*Input data*.
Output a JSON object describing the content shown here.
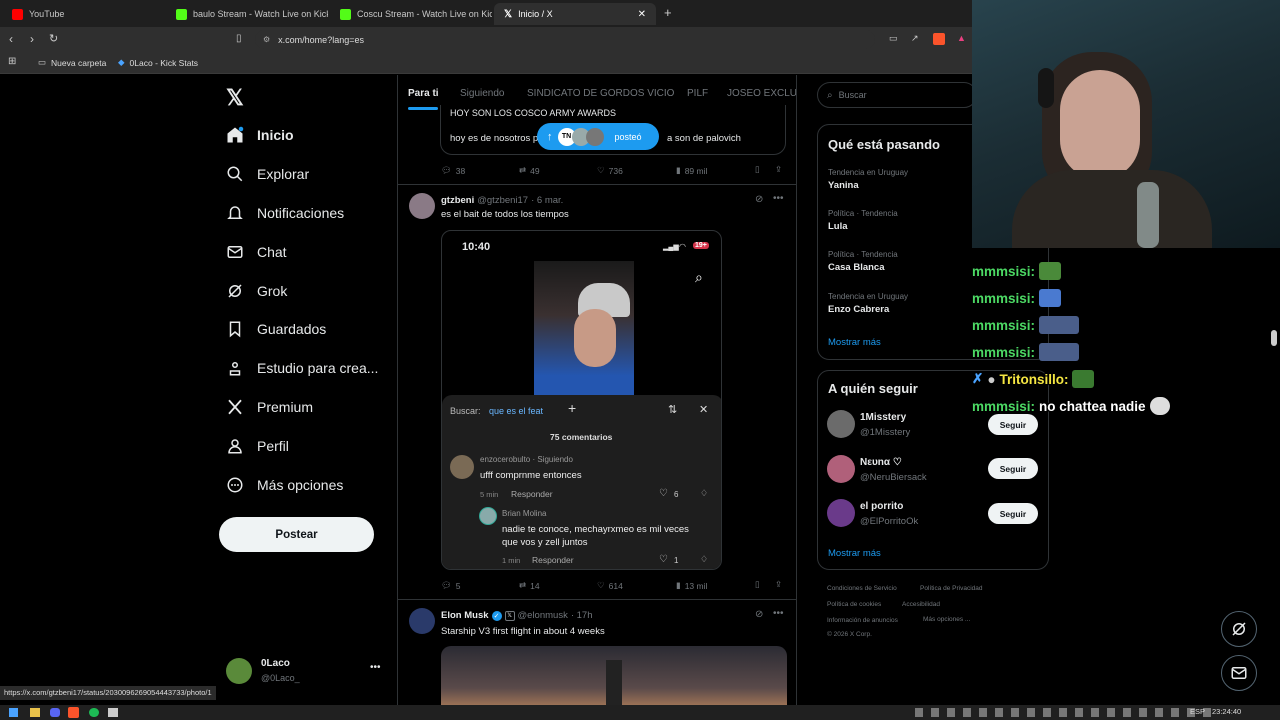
{
  "browser": {
    "tabs": [
      {
        "label": "YouTube",
        "color": "#ff0000"
      },
      {
        "label": "baulo Stream - Watch Live on Kick",
        "color": "#53fc18"
      },
      {
        "label": "Coscu Stream - Watch Live on Kick",
        "color": "#53fc18"
      },
      {
        "label": "Inicio / X",
        "color": "#ffffff",
        "active": true
      }
    ],
    "url": "x.com/home?lang=es",
    "bookmarks": [
      "Nueva carpeta",
      "0Laco - Kick Stats"
    ],
    "status_url": "https://x.com/gtzbeni17/status/2030096269054443733/photo/1"
  },
  "sidebar": {
    "items": [
      {
        "label": "Inicio",
        "icon": "home-icon"
      },
      {
        "label": "Explorar",
        "icon": "search-icon"
      },
      {
        "label": "Notificaciones",
        "icon": "bell-icon"
      },
      {
        "label": "Chat",
        "icon": "mail-icon"
      },
      {
        "label": "Grok",
        "icon": "grok-icon"
      },
      {
        "label": "Guardados",
        "icon": "bookmark-icon"
      },
      {
        "label": "Estudio para crea...",
        "icon": "creator-icon"
      },
      {
        "label": "Premium",
        "icon": "x-icon"
      },
      {
        "label": "Perfil",
        "icon": "person-icon"
      },
      {
        "label": "Más opciones",
        "icon": "more-icon"
      }
    ],
    "post_button": "Postear",
    "account": {
      "name": "0Laco",
      "handle": "@0Laco_"
    }
  },
  "feed": {
    "tabs": [
      "Para ti",
      "Siguiendo",
      "SINDICATO DE GORDOS VICIO",
      "PILF",
      "JOSEO EXCLUSI"
    ],
    "new_posts_pill": "posteó",
    "post0": {
      "text_top": "HOY SON LOS COSCO ARMY AWARDS",
      "text_a": "hoy es de nosotros p",
      "text_b": "a son de palovich",
      "replies": "38",
      "reposts": "49",
      "likes": "736",
      "views": "89 mil"
    },
    "post1": {
      "name": "gtzbeni",
      "handle": "@gtzbeni17",
      "date": "· 6 mar.",
      "text": "es el bait de todos los tiempos",
      "replies": "5",
      "reposts": "14",
      "likes": "614",
      "views": "13 mil",
      "media": {
        "time": "10:40",
        "battery": "19+",
        "search_prefix": "Buscar:",
        "search_query": "que es el feat",
        "comments_count": "75 comentarios",
        "comment1": {
          "user": "enzocerobulto · Siguiendo",
          "text": "ufff comprnme entonces",
          "time": "5 min",
          "reply": "Responder",
          "likes": "6"
        },
        "comment2": {
          "user": "Brian Molina",
          "text1": "nadie te conoce, mechayrxmeo es mil veces",
          "text2": "que vos y zell juntos",
          "time": "1 min",
          "reply": "Responder",
          "likes": "1"
        }
      }
    },
    "post2": {
      "name": "Elon Musk",
      "handle": "@elonmusk",
      "date": "· 17h",
      "text": "Starship V3 first flight in about 4 weeks"
    }
  },
  "right": {
    "search_placeholder": "Buscar",
    "trends_title": "Qué está pasando",
    "trends": [
      {
        "meta": "Tendencia en Uruguay",
        "name": "Yanina"
      },
      {
        "meta": "Política · Tendencia",
        "name": "Lula"
      },
      {
        "meta": "Política · Tendencia",
        "name": "Casa Blanca"
      },
      {
        "meta": "Tendencia en Uruguay",
        "name": "Enzo Cabrera"
      }
    ],
    "show_more": "Mostrar más",
    "follow_title": "A quién seguir",
    "follows": [
      {
        "name": "1Misstery",
        "handle": "@1Misstery",
        "color": "#6b6b6b"
      },
      {
        "name": "Nευnα ♡",
        "handle": "@NeruBiersack",
        "color": "#b0607a"
      },
      {
        "name": "el porrito",
        "handle": "@ElPorritoOk",
        "color": "#6a3a8a"
      }
    ],
    "follow_label": "Seguir",
    "footer": [
      "Condiciones de Servicio",
      "Política de Privacidad",
      "Política de cookies",
      "Accesibilidad",
      "Información de anuncios",
      "Más opciones ...",
      "© 2026 X Corp."
    ]
  },
  "chat": {
    "lines": [
      {
        "user": "mmmsisi:",
        "text": ""
      },
      {
        "user": "mmmsisi:",
        "text": ""
      },
      {
        "user": "mmmsisi:",
        "text": ""
      },
      {
        "user": "mmmsisi:",
        "text": ""
      },
      {
        "user": "Tritonsillo:",
        "text": ""
      },
      {
        "user": "mmmsisi:",
        "text": "no chattea nadie"
      }
    ]
  },
  "taskbar": {
    "lang": "ESP",
    "time": "23:24:40"
  }
}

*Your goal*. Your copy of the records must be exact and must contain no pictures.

*Completed exercise*.
Output a JSON object describing the content shown here.
{
  "browser": {
    "tabs": [
      {
        "label": "YouTube",
        "color": "#ff0000"
      },
      {
        "label": "baulo Stream - Watch Live on Kick",
        "color": "#53fc18"
      },
      {
        "label": "Coscu Stream - Watch Live on Kick",
        "color": "#53fc18"
      },
      {
        "label": "Inicio / X",
        "color": "#ffffff",
        "active": true
      }
    ],
    "url": "x.com/home?lang=es",
    "bookmarks": [
      "Nueva carpeta",
      "0Laco - Kick Stats"
    ],
    "status_url": "https://x.com/gtzbeni17/status/2030096269054443733/photo/1"
  },
  "sidebar": {
    "items": [
      {
        "label": "Inicio",
        "icon": "home-icon"
      },
      {
        "label": "Explorar",
        "icon": "search-icon"
      },
      {
        "label": "Notificaciones",
        "icon": "bell-icon"
      },
      {
        "label": "Chat",
        "icon": "mail-icon"
      },
      {
        "label": "Grok",
        "icon": "grok-icon"
      },
      {
        "label": "Guardados",
        "icon": "bookmark-icon"
      },
      {
        "label": "Estudio para crea...",
        "icon": "creator-icon"
      },
      {
        "label": "Premium",
        "icon": "x-icon"
      },
      {
        "label": "Perfil",
        "icon": "person-icon"
      },
      {
        "label": "Más opciones",
        "icon": "more-icon"
      }
    ],
    "post_button": "Postear",
    "account": {
      "name": "0Laco",
      "handle": "@0Laco_"
    }
  },
  "feed": {
    "tabs": [
      "Para ti",
      "Siguiendo",
      "SINDICATO DE GORDOS VICIO",
      "PILF",
      "JOSEO EXCLUSI"
    ],
    "new_posts_pill": "posteó",
    "post0": {
      "text_top": "HOY SON LOS COSCO ARMY AWARDS",
      "text_a": "hoy es de nosotros p",
      "text_b": "a son de palovich",
      "replies": "38",
      "reposts": "49",
      "likes": "736",
      "views": "89 mil"
    },
    "post1": {
      "name": "gtzbeni",
      "handle": "@gtzbeni17",
      "date": "· 6 mar.",
      "text": "es el bait de todos los tiempos",
      "replies": "5",
      "reposts": "14",
      "likes": "614",
      "views": "13 mil",
      "media": {
        "time": "10:40",
        "battery": "19+",
        "search_prefix": "Buscar:",
        "search_query": "que es el feat",
        "comments_count": "75 comentarios",
        "comment1": {
          "user": "enzocerobulto · Siguiendo",
          "text": "ufff comprnme entonces",
          "time": "5 min",
          "reply": "Responder",
          "likes": "6"
        },
        "comment2": {
          "user": "Brian Molina",
          "text1": "nadie te conoce, mechayrxmeo es mil veces",
          "text2": "que vos y zell juntos",
          "time": "1 min",
          "reply": "Responder",
          "likes": "1"
        }
      }
    },
    "post2": {
      "name": "Elon Musk",
      "handle": "@elonmusk",
      "date": "· 17h",
      "text": "Starship V3 first flight in about 4 weeks"
    }
  },
  "right": {
    "search_placeholder": "Buscar",
    "trends_title": "Qué está pasando",
    "trends": [
      {
        "meta": "Tendencia en Uruguay",
        "name": "Yanina"
      },
      {
        "meta": "Política · Tendencia",
        "name": "Lula"
      },
      {
        "meta": "Política · Tendencia",
        "name": "Casa Blanca"
      },
      {
        "meta": "Tendencia en Uruguay",
        "name": "Enzo Cabrera"
      }
    ],
    "show_more": "Mostrar más",
    "follow_title": "A quién seguir",
    "follows": [
      {
        "name": "1Misstery",
        "handle": "@1Misstery",
        "color": "#6b6b6b"
      },
      {
        "name": "Nευnα ♡",
        "handle": "@NeruBiersack",
        "color": "#b0607a"
      },
      {
        "name": "el porrito",
        "handle": "@ElPorritoOk",
        "color": "#6a3a8a"
      }
    ],
    "follow_label": "Seguir",
    "footer": [
      "Condiciones de Servicio",
      "Política de Privacidad",
      "Política de cookies",
      "Accesibilidad",
      "Información de anuncios",
      "Más opciones ...",
      "© 2026 X Corp."
    ]
  },
  "chat": {
    "lines": [
      {
        "user": "mmmsisi:",
        "text": ""
      },
      {
        "user": "mmmsisi:",
        "text": ""
      },
      {
        "user": "mmmsisi:",
        "text": ""
      },
      {
        "user": "mmmsisi:",
        "text": ""
      },
      {
        "user": "Tritonsillo:",
        "text": ""
      },
      {
        "user": "mmmsisi:",
        "text": "no chattea nadie"
      }
    ]
  },
  "taskbar": {
    "lang": "ESP",
    "time": "23:24:40"
  }
}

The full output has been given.